Gratitude is seemingly easy. Basic. Indeed, even parents who give their children little other character instruction still teach their kindergartener to say thank you.
Yet there’s more to gratitude than commonly countenanced — higher and harder shades of it to reach for beyond its elementary-level start.
“Advanced” gratitude retains delight in someone’s admirable qualities and small acts of service . . . even after the novel and noticeable becomes the ordinary and expected.
Advanced gratitude remains thankful for the good that resulted from a relationship . . . even when the relationship went sour in the end.
Advanced gratitude continues to acknowledge the assists that got you to where you are today . . . even when the steps between that past help and the present day have multiplied, and the memory of the connection between a once-vital-boost and your current happiness has faded.
Advanced gratitude is evinced even when it doesn’t feel good; it is fought for even when its recognition makes you feel indebted, dependent, or less than.
If elementary gratitude is instinctual; advanced gratitude is effortful. Whereas one is merely felt, the other is expressed.
If, in the kindergarten class of gratitude, the warm fuzzies of thankfulness are for the heart-lightening benefit of the individual alone, in post-graduate gratitude, they are used as a spur towards being better, doing better, giving back.

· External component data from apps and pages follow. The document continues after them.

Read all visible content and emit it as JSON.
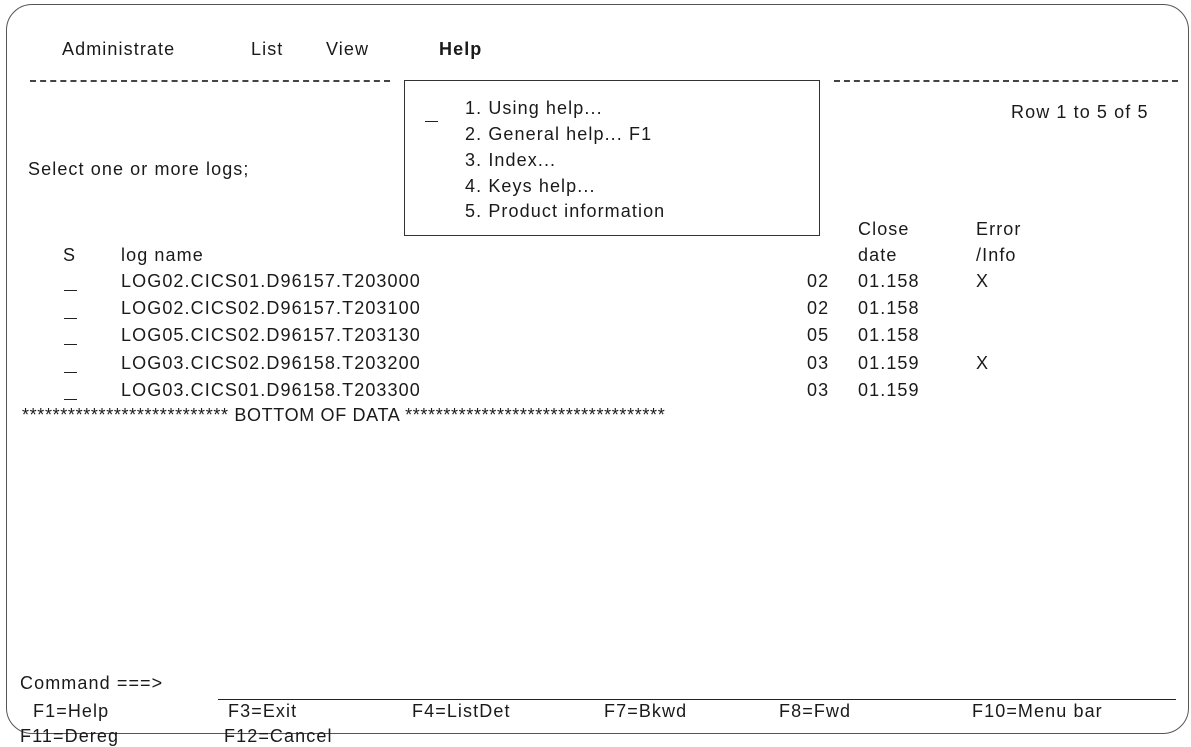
{
  "menu_bar": {
    "items": [
      "Administrate",
      "List",
      "View",
      "Help"
    ],
    "active": "Help"
  },
  "header": {
    "row_info": "Row 1 to 5 of 5",
    "instruction": "Select one or more logs;"
  },
  "help_menu": {
    "items": [
      "1. Using help...",
      "2. General help... F1",
      "3. Index...",
      "4. Keys help...",
      "5. Product information"
    ]
  },
  "table": {
    "col_select": "S",
    "col_log_name": "log name",
    "col_close_line1": "Close",
    "col_close_line2": "date",
    "col_error_line1": "Error",
    "col_error_line2": "/Info",
    "rows": [
      {
        "name": "LOG02.CICS01.D96157.T203000",
        "num": "02",
        "date": "01.158",
        "flag": "X"
      },
      {
        "name": "LOG02.CICS02.D96157.T203100",
        "num": "02",
        "date": "01.158",
        "flag": ""
      },
      {
        "name": "LOG05.CICS02.D96157.T203130",
        "num": "05",
        "date": "01.158",
        "flag": ""
      },
      {
        "name": "LOG03.CICS02.D96158.T203200",
        "num": "03",
        "date": "01.159",
        "flag": "X"
      },
      {
        "name": "LOG03.CICS01.D96158.T203300",
        "num": "03",
        "date": "01.159",
        "flag": ""
      }
    ]
  },
  "bottom_banner": "*************************** BOTTOM OF DATA **********************************",
  "command": {
    "label": "Command ===>",
    "value": ""
  },
  "function_keys": {
    "f1": "F1=Help",
    "f3": "F3=Exit",
    "f4": "F4=ListDet",
    "f7": "F7=Bkwd",
    "f8": "F8=Fwd",
    "f10": "F10=Menu bar",
    "f11": "F11=Dereg",
    "f12": "F12=Cancel"
  }
}
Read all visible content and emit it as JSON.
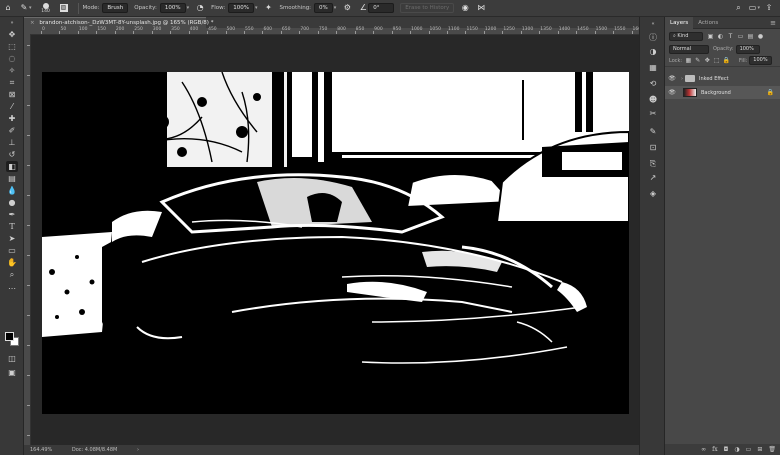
{
  "options_bar": {
    "brush_size": "140",
    "mode_label": "Mode:",
    "mode_value": "Brush",
    "opacity_label": "Opacity:",
    "opacity_value": "100%",
    "flow_label": "Flow:",
    "flow_value": "100%",
    "smoothing_label": "Smoothing:",
    "smoothing_value": "0%",
    "angle_value": "0°",
    "erase_history_label": "Erase to History"
  },
  "document": {
    "tab_title": "brandon-atchison-_DzW3MT-8Y-unsplash.jpg @ 165% (RGB/8) *"
  },
  "ruler": {
    "top_numbers": [
      "0",
      "50",
      "100",
      "150",
      "200",
      "250",
      "300",
      "350",
      "400",
      "450",
      "500",
      "550",
      "600",
      "650",
      "700",
      "750",
      "800",
      "850",
      "900",
      "950",
      "1000",
      "1050",
      "1100",
      "1150",
      "1200",
      "1250",
      "1300",
      "1350",
      "1400",
      "1450",
      "1500",
      "1550",
      "1600"
    ]
  },
  "status_bar": {
    "zoom": "164.49%",
    "doc_info": "Doc: 4.08M/8.48M"
  },
  "layers_panel": {
    "tabs": [
      "Layers",
      "Actions"
    ],
    "kind_label": "Kind",
    "blend_mode": "Normal",
    "opacity_label": "Opacity:",
    "opacity_value": "100%",
    "lock_label": "Lock:",
    "fill_label": "Fill:",
    "fill_value": "100%",
    "layers": [
      {
        "name": "Inked Effect",
        "type": "group"
      },
      {
        "name": "Background",
        "type": "image"
      }
    ]
  },
  "colors": {
    "app_bg": "#535353",
    "panel_bg": "#484848",
    "toolbar_bg": "#383838",
    "canvas_ink": "#000000",
    "canvas_paper": "#ffffff"
  }
}
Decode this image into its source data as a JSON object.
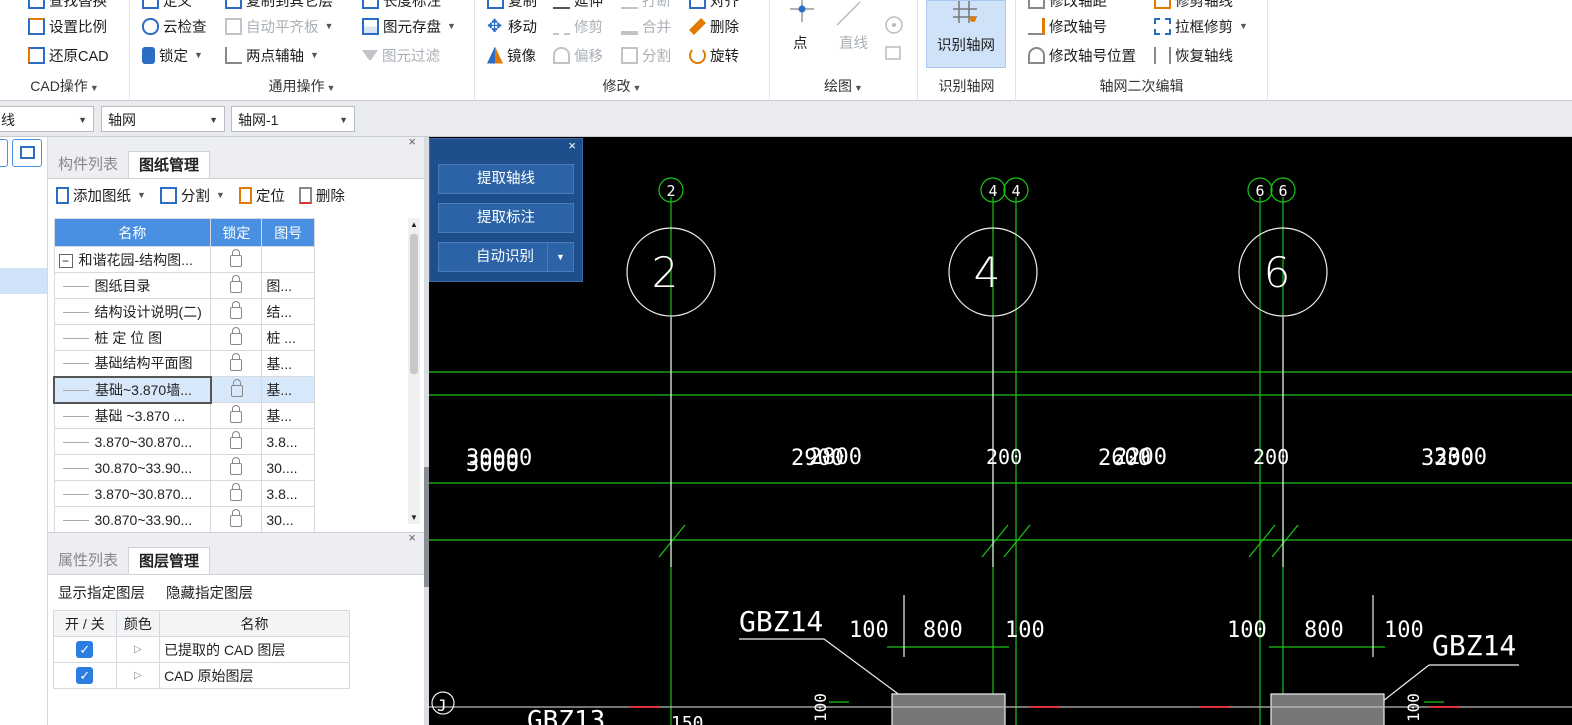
{
  "ribbon": {
    "cad": {
      "title": "CAD操作",
      "top_item": "查找替换",
      "items": [
        "设置比例",
        "还原CAD"
      ]
    },
    "general": {
      "title": "通用操作",
      "col1_top": "定义",
      "col1": [
        "云检查",
        "锁定"
      ],
      "col2_top": "复制到其它层",
      "col2": [
        "自动平齐板",
        "两点辅轴"
      ],
      "col3_top": "长度标注",
      "col3": [
        "图元存盘",
        "图元过滤"
      ]
    },
    "modify": {
      "title": "修改",
      "top_items": [
        "复制",
        "延伸",
        "打断",
        "对齐"
      ],
      "row1": [
        "移动",
        "修剪",
        "合并",
        "删除"
      ],
      "row2": [
        "镜像",
        "偏移",
        "分割",
        "旋转"
      ]
    },
    "draw": {
      "title": "绘图",
      "point": "点",
      "line": "直线"
    },
    "recognize": {
      "title": "识别轴网",
      "button": "识别轴网"
    },
    "axis_edit": {
      "title": "轴网二次编辑",
      "top_items": [
        "修改轴距",
        "修剪轴线"
      ],
      "col1": [
        "修改轴号",
        "修改轴号位置"
      ],
      "col2": [
        "拉框修剪",
        "恢复轴线"
      ]
    }
  },
  "toolbar": {
    "select1": "线",
    "select2": "轴网",
    "select3": "轴网-1"
  },
  "drawing_panel": {
    "tabs": [
      "构件列表",
      "图纸管理"
    ],
    "actions": [
      "添加图纸",
      "分割",
      "定位",
      "删除"
    ],
    "columns": [
      "名称",
      "锁定",
      "图号"
    ],
    "rows": [
      {
        "name": "和谐花园-结构图...",
        "num": ""
      },
      {
        "name": "图纸目录",
        "num": "图..."
      },
      {
        "name": "结构设计说明(二)",
        "num": "结..."
      },
      {
        "name": "桩 定 位 图",
        "num": "桩 ..."
      },
      {
        "name": "基础结构平面图",
        "num": "基..."
      },
      {
        "name": "基础~3.870墙...",
        "num": "基..."
      },
      {
        "name": "基础 ~3.870 ...",
        "num": "基..."
      },
      {
        "name": "3.870~30.870...",
        "num": "3.8..."
      },
      {
        "name": "30.870~33.90...",
        "num": "30...."
      },
      {
        "name": "3.870~30.870...",
        "num": "3.8..."
      },
      {
        "name": "30.870~33.90...",
        "num": "30..."
      }
    ]
  },
  "layer_panel": {
    "tabs": [
      "属性列表",
      "图层管理"
    ],
    "actions": [
      "显示指定图层",
      "隐藏指定图层"
    ],
    "columns": [
      "开 / 关",
      "颜色",
      "名称"
    ],
    "rows": [
      {
        "name": "已提取的 CAD 图层"
      },
      {
        "name": "CAD 原始图层"
      }
    ]
  },
  "float_panel": {
    "buttons": [
      "提取轴线",
      "提取标注",
      "自动识别"
    ]
  },
  "cad": {
    "axis_tags": [
      "2",
      "4",
      "4",
      "6",
      "6"
    ],
    "axis_circles": [
      "2",
      "4",
      "6"
    ],
    "dims": [
      "30000",
      "2900",
      "200",
      "2600",
      "200",
      "3200",
      "3000",
      "2800",
      "2200",
      "3300"
    ],
    "small_dims": [
      "100",
      "800",
      "100",
      "100",
      "800",
      "100"
    ],
    "labels": [
      "GBZ14",
      "GBZ14",
      "GBZ13",
      "J",
      "150",
      "100",
      "100"
    ]
  }
}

Gratitude then becomes not only as morally strenuous as all the other virtues, but, as Cicero put it, the very parent which gives them life.